Task prompt — Count every line in the following entries where the word "Complete" appears. Give the count alone.

Records to use —

------------------------------------------------

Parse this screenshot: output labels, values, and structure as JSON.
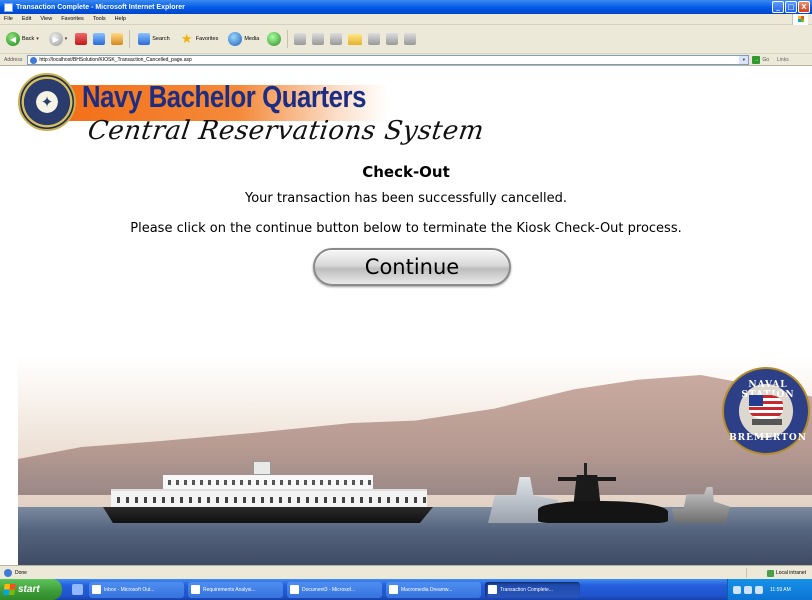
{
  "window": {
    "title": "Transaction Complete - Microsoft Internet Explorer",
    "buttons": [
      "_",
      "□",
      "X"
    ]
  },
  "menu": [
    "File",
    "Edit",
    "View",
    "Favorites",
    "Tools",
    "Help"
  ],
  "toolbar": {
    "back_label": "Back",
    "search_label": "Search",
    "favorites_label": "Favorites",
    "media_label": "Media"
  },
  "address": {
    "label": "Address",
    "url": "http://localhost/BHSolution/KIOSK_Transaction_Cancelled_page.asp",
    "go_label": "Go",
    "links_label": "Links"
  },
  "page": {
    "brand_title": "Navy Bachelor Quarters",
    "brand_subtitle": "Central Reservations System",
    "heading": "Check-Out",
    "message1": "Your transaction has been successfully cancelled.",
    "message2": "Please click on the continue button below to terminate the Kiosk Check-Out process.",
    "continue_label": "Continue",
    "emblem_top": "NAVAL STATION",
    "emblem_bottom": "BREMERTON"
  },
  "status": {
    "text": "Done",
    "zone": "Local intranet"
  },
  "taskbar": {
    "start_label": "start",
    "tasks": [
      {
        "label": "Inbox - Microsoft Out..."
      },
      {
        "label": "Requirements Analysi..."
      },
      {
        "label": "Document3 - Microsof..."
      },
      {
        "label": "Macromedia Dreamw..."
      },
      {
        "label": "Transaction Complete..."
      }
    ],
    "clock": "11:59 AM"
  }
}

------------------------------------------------

Result for this task — 2